Electrical resistivity methods are aimed for imaging subsurface structures when electrical current is injected into the ground through grounded electrodes on the surface or borehole.
DC resistivity methods are widely used to map lateral changes and subvertical objects such as fractures and intrusions.
These methods are divided into 2 major groups:
- Resistivity methods: vertical electric sounding (VES), electrical profiling, electric tomography (ERT), charge method.
- Methods of natural (SP – self potential) and induced polarization (IP).
How it works

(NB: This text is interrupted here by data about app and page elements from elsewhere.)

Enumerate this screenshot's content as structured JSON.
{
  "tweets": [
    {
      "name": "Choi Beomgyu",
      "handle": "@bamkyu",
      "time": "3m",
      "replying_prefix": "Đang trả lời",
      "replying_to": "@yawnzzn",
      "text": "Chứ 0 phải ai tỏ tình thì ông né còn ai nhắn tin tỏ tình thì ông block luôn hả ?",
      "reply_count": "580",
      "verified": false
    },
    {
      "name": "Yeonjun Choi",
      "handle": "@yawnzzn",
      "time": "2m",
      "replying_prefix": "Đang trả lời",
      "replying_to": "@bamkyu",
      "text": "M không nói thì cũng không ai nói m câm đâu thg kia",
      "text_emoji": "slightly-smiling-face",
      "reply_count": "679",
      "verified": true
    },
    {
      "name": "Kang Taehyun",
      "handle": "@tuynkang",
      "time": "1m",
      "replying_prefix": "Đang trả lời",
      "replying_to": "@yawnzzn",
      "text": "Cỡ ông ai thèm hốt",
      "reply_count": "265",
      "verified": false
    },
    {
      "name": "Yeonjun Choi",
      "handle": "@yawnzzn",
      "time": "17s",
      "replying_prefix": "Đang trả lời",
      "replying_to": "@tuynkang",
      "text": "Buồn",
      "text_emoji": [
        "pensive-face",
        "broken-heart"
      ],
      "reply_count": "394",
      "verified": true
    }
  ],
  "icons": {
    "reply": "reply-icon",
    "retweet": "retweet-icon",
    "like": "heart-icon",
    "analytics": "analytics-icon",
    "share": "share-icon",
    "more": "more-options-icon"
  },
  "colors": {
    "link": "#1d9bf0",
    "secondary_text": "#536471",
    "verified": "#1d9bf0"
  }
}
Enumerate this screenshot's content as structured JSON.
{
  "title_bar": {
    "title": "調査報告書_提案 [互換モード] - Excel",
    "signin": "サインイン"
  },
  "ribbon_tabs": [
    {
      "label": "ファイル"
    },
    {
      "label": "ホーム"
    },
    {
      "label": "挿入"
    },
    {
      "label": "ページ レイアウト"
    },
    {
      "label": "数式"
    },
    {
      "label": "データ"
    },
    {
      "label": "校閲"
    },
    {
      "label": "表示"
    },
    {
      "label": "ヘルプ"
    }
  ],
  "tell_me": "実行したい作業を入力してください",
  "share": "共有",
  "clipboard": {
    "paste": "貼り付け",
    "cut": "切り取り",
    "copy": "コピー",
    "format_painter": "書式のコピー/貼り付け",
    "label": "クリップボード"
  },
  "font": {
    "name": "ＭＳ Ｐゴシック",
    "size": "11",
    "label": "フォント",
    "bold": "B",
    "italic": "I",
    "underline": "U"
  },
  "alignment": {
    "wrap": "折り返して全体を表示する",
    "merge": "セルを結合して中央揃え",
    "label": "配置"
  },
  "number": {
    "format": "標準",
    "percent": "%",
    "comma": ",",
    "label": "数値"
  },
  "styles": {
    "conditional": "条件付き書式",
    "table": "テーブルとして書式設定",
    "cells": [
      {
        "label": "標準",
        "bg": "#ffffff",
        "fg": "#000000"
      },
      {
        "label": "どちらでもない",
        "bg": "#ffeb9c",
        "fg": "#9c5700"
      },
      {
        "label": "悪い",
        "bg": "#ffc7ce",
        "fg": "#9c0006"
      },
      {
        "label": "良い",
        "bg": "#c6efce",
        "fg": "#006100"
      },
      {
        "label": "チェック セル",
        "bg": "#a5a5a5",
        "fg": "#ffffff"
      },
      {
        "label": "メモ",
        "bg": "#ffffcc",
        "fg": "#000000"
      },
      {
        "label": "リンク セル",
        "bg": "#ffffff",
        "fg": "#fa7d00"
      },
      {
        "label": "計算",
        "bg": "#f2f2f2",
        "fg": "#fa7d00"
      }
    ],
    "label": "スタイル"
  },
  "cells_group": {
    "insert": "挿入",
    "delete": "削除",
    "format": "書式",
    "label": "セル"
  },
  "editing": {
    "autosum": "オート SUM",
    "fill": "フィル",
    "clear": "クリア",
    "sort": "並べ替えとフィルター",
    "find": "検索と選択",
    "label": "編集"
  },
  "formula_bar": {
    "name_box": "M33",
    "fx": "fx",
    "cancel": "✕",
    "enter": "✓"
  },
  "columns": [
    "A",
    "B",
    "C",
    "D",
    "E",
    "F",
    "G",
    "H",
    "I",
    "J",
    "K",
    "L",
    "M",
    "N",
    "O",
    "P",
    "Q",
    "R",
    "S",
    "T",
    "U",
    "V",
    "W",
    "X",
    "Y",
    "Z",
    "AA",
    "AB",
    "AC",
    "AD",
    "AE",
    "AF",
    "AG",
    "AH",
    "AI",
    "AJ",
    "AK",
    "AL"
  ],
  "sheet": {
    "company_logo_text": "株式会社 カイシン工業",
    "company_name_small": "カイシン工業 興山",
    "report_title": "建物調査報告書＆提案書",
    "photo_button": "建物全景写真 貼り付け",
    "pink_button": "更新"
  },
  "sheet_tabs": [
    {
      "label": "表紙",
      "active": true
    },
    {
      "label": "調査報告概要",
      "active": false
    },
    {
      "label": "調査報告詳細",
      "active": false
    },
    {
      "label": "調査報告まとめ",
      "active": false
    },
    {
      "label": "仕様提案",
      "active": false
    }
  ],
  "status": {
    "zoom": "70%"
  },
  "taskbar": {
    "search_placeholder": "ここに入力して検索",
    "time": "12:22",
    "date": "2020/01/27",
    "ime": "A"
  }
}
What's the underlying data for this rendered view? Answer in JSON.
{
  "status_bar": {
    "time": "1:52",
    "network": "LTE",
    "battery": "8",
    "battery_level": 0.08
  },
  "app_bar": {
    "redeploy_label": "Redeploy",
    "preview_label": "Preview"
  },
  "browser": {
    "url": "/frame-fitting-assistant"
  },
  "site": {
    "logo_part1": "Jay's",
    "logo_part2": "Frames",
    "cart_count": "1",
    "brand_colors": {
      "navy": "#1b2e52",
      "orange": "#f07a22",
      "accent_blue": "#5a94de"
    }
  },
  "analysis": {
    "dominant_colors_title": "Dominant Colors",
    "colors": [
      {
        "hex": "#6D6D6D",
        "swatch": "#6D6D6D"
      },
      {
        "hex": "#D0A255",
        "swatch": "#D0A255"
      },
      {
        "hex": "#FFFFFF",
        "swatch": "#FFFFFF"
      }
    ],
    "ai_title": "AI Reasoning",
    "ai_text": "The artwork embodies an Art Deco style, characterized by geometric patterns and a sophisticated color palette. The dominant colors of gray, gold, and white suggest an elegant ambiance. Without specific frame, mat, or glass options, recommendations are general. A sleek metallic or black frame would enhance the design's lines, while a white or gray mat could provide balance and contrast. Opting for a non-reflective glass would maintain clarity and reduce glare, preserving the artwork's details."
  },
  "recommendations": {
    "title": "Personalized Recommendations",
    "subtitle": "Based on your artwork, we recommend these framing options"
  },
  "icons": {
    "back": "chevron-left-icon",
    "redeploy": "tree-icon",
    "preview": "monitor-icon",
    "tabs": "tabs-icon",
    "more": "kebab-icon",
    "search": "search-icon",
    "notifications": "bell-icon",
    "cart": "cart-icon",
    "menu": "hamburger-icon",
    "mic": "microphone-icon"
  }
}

The equipment set consists of powerful transmitter and low-noise receiver. Current is injected into the ground through grounded electrodes. In order to obtain information on resistivity, voltage is measured without switching the current off. In order to study polarization, the current is switched off and then the measurement is performed. For self-potentials measurement only a receiver is required.
ERT (electrical resistivity tomography) – high-resolution DC resistivity data processed using tomography technique. It allows to study in detail the electrical properties of the medium, to construct two-dimensional and three-dimensional models of distribution of resistance and polarizability, and to reveal local inhomogeneities of the section.
Depth of investigation (DOI) depends on electrode spacing. The greater the spacing the greater depth are reachable.
On a resulting cross sections resistivities and thicknesses of layers are presented. Borehole data can be assigned to geoelectric units. Low interference is present im case of grounded fences, operating power plants or power lines.
Collected data of currents and voltages is then converted to apparent resistivities. There are many factors that affect measurements such as:
- fluid saturation;
- fracturing of soils;
- fluid type;
- rock type.
- geological mapping (bedrock, fracture zones);
- lithologic section verification;
- karst areas delineation;
- landslides detection;
- deposits search;
- estimation of the depth water table depth, direction of groundwater detection and its velocity;
- archaeologic objects search;
- delineation of landfills, waste site characterization.